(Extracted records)
# # #

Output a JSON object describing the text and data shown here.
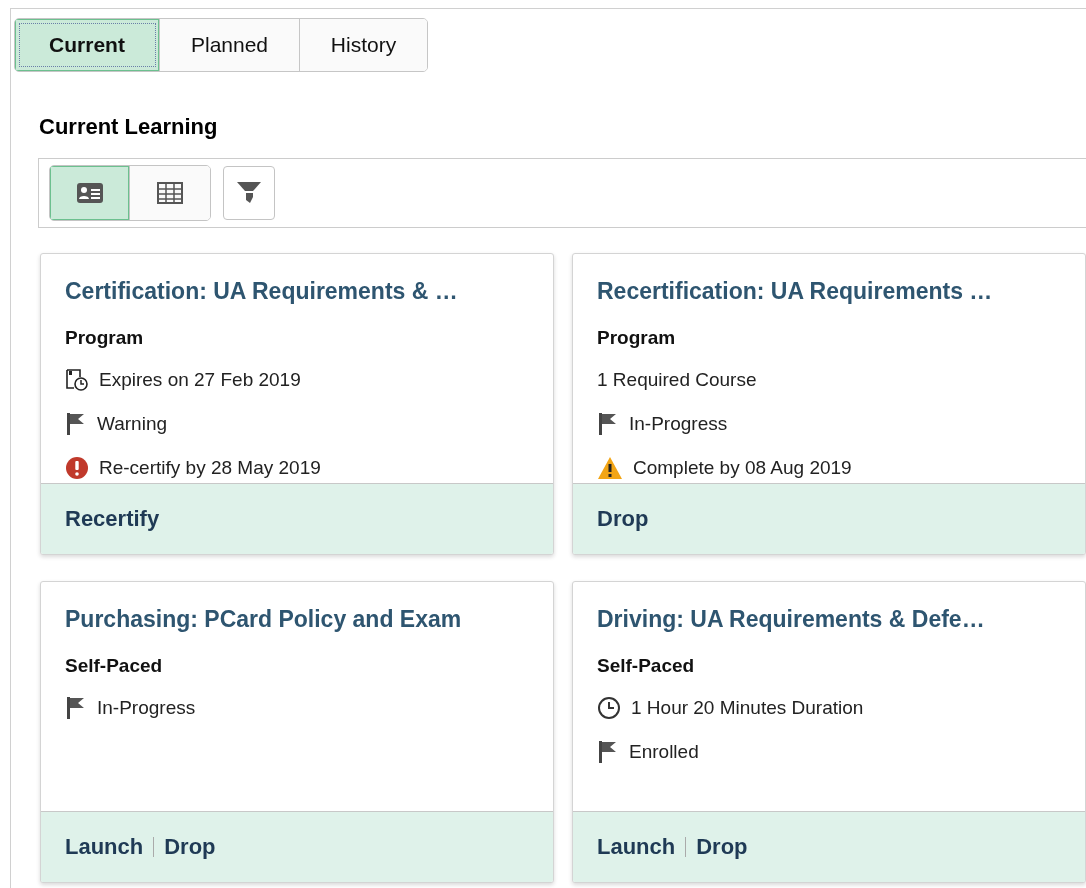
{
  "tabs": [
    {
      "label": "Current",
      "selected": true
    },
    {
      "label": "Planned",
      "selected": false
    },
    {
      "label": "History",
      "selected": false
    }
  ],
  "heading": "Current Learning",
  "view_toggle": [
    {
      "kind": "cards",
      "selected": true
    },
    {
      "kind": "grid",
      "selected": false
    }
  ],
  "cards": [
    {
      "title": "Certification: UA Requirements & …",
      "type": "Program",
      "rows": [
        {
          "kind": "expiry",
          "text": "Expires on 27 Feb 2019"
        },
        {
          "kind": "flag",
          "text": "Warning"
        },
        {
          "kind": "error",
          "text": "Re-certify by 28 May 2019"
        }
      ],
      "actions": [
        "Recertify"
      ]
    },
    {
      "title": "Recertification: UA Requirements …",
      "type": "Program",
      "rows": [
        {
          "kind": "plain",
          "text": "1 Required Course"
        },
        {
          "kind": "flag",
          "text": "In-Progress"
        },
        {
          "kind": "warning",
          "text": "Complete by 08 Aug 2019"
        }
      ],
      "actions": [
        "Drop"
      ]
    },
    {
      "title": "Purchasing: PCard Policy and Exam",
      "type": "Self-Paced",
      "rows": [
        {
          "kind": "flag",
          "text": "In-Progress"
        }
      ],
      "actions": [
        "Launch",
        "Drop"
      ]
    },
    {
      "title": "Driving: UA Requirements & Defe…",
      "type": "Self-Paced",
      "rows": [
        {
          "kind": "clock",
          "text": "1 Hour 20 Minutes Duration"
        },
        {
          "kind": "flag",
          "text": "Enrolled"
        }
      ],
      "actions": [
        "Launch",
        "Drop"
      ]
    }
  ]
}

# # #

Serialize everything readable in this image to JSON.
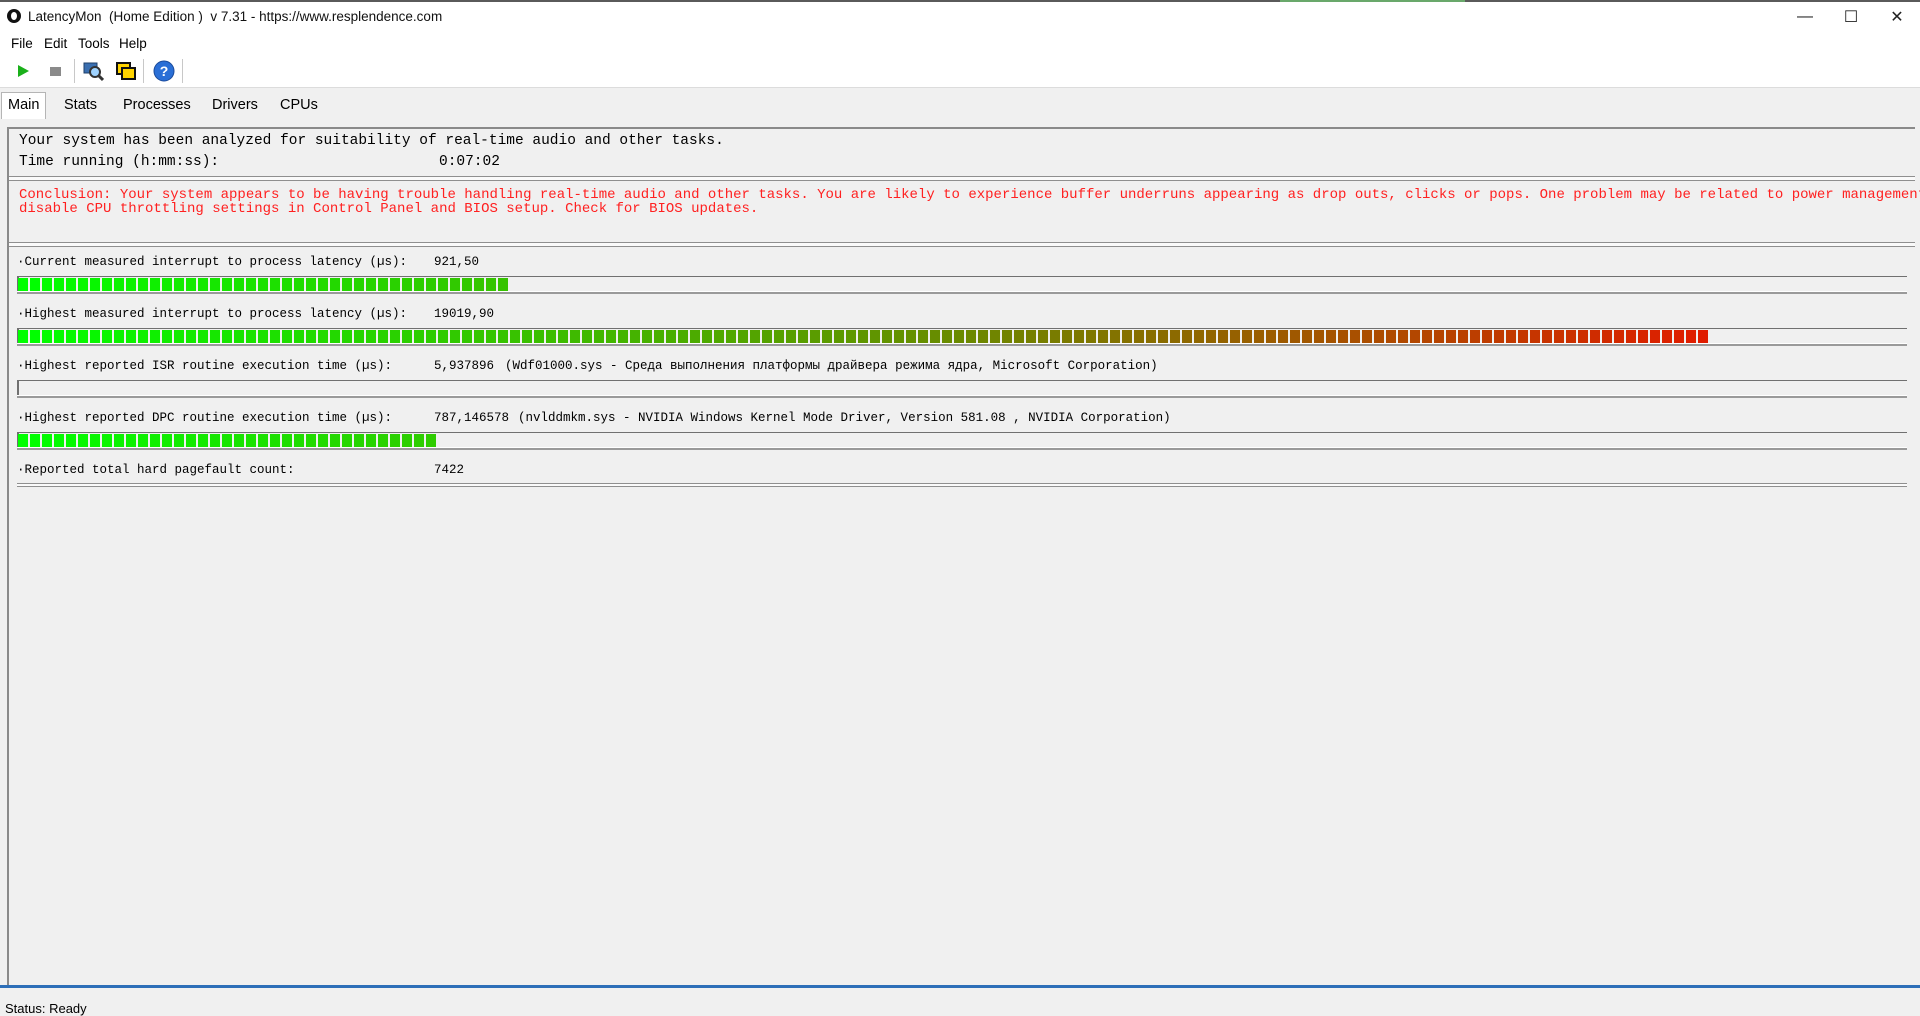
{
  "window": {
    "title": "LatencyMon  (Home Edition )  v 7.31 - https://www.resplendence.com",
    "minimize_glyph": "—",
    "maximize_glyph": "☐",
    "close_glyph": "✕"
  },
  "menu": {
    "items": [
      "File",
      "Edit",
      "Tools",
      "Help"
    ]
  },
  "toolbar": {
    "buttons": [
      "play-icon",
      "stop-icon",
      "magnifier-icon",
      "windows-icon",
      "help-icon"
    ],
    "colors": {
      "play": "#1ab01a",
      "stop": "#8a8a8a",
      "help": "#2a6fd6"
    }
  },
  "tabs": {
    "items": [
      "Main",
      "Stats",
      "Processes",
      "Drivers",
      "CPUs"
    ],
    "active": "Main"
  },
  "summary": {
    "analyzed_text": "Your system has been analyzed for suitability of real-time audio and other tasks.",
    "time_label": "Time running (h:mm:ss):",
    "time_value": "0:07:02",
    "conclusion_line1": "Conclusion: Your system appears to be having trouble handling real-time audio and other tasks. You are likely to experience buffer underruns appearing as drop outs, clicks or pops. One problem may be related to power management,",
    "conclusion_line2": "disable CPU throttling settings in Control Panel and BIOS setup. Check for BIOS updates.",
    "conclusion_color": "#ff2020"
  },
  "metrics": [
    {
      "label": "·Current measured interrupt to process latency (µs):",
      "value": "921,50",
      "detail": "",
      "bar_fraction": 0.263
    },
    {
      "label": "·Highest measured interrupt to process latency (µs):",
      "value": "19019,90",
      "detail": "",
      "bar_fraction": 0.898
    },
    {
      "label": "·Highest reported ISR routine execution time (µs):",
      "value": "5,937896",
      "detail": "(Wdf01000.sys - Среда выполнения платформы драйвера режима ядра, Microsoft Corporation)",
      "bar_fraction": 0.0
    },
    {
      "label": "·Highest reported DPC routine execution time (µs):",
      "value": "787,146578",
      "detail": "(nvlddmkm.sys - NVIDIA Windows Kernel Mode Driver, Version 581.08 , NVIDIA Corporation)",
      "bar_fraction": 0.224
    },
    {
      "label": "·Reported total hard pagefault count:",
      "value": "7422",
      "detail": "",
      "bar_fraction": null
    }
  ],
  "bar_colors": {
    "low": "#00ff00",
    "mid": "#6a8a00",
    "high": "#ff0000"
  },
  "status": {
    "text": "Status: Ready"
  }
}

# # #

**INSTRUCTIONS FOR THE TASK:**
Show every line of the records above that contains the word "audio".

**SOLUTION FOR THIS PROBLEM:**
    "analyzed_text": "Your system has been analyzed for suitability of real-time audio and other tasks.",
    "conclusion_line1": "Conclusion: Your system appears to be having trouble handling real-time audio and other tasks. You are likely to experience buffer underruns appearing as drop outs, clicks or pops. One problem may be related to power management,",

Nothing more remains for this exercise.